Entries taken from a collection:
====================
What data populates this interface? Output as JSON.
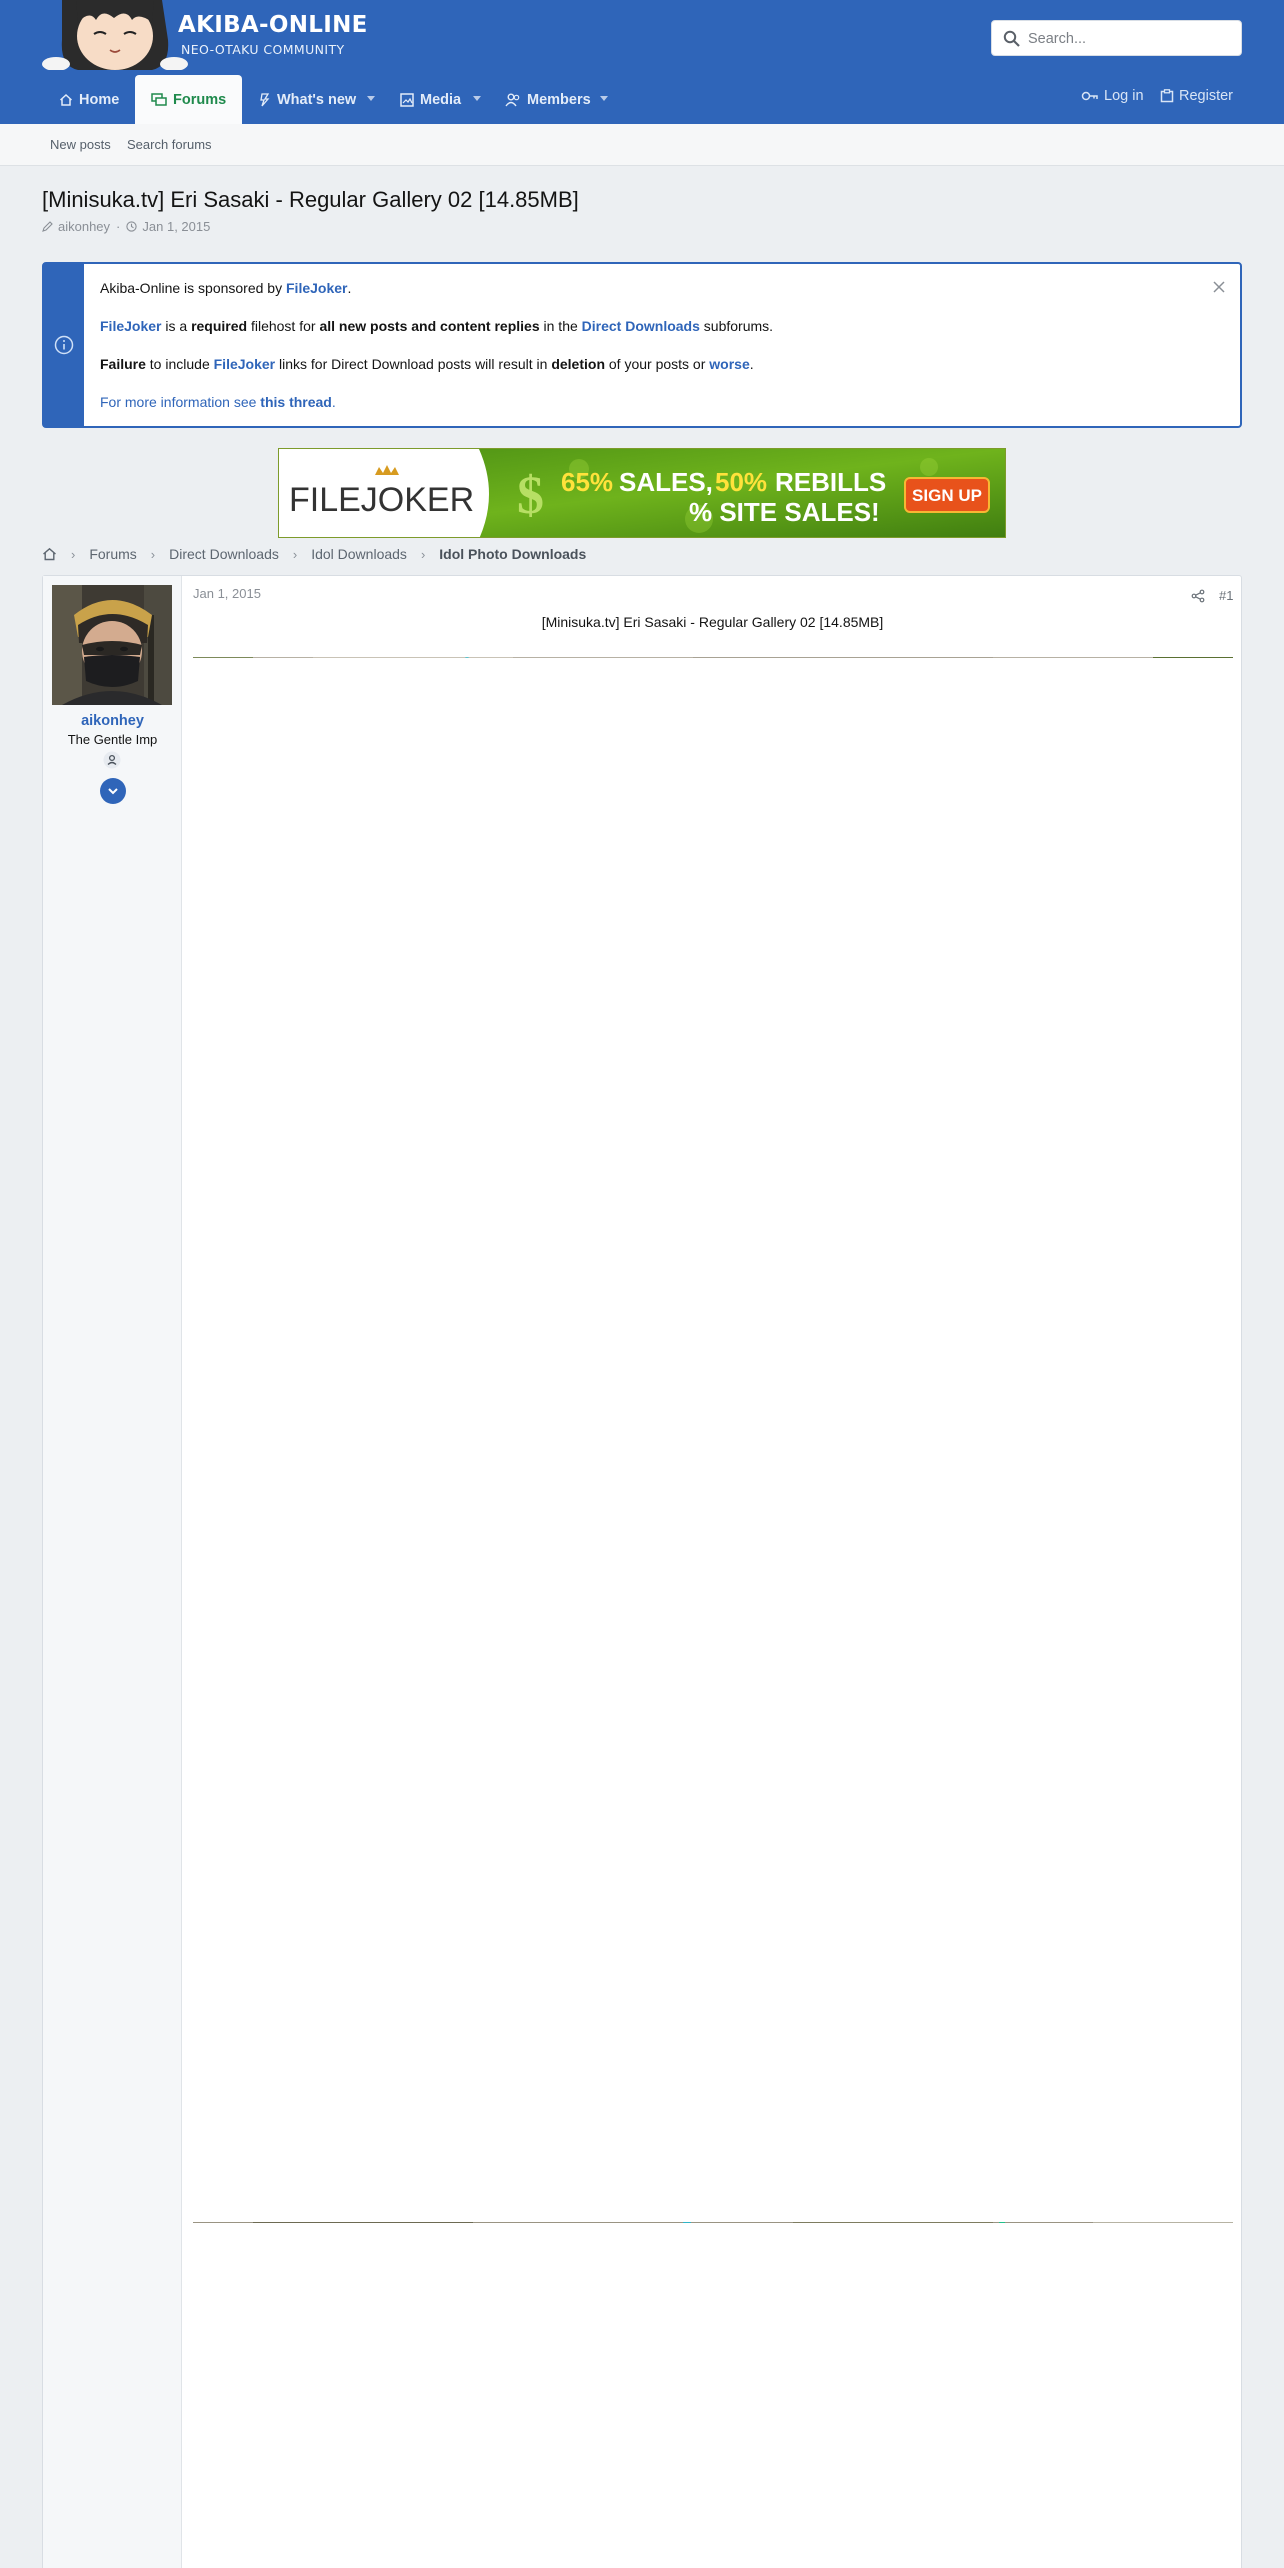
{
  "logo": {
    "title": "AKIBA-ONLINE",
    "subtitle": "NEO-OTAKU COMMUNITY"
  },
  "search": {
    "placeholder": "Search..."
  },
  "nav": {
    "home": "Home",
    "forums": "Forums",
    "whats_new": "What's new",
    "media": "Media",
    "members": "Members",
    "login": "Log in",
    "register": "Register"
  },
  "subnav": {
    "new_posts": "New posts",
    "search_forums": "Search forums"
  },
  "thread": {
    "title": "[Minisuka.tv] Eri Sasaki - Regular Gallery 02 [14.85MB]",
    "author": "aikonhey",
    "date": "Jan 1, 2015"
  },
  "notice": {
    "l1_a": "Akiba-Online is sponsored by ",
    "l1_link": "FileJoker",
    "l1_b": ".",
    "l2_link": "FileJoker",
    "l2_a": " is a ",
    "l2_req": "required",
    "l2_b": " filehost for ",
    "l2_all": "all new posts and content replies",
    "l2_c": " in the ",
    "l2_dd": "Direct Downloads",
    "l2_d": " subforums.",
    "l3_fail": "Failure",
    "l3_a": " to include ",
    "l3_link": "FileJoker",
    "l3_b": " links for Direct Download posts will result in ",
    "l3_del": "deletion",
    "l3_c": " of your posts or ",
    "l3_worse": "worse",
    "l3_d": ".",
    "l4_a": "For more information see ",
    "l4_link": "this thread",
    "l4_b": "."
  },
  "banner": {
    "brand": "FILEJOKER",
    "pct1": "65%",
    "w1": "SALES,",
    "pct2": "50%",
    "w2": "REBILLS",
    "w3": "% SITE SALES!",
    "cta": "SIGN UP"
  },
  "breadcrumb": [
    "Forums",
    "Direct Downloads",
    "Idol Downloads",
    "Idol Photo Downloads"
  ],
  "post": {
    "date": "Jan 1, 2015",
    "number": "#1",
    "username": "aikonhey",
    "user_title": "The Gentle Imp",
    "content_title": "[Minisuka.tv] Eri Sasaki - Regular Gallery 02 [14.85MB]"
  },
  "colors": {
    "brand_blue": "#2f65b9",
    "active_green": "#1f8a4c",
    "page_bg": "#eceff2"
  },
  "icons": [
    "search-icon",
    "home-icon",
    "forums-icon",
    "whats-new-icon",
    "media-icon",
    "members-icon",
    "login-key-icon",
    "register-icon",
    "pen-icon",
    "clock-icon",
    "info-icon",
    "close-icon",
    "share-icon",
    "chevron-down-icon"
  ]
}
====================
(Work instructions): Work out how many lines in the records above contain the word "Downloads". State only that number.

(Task response): 4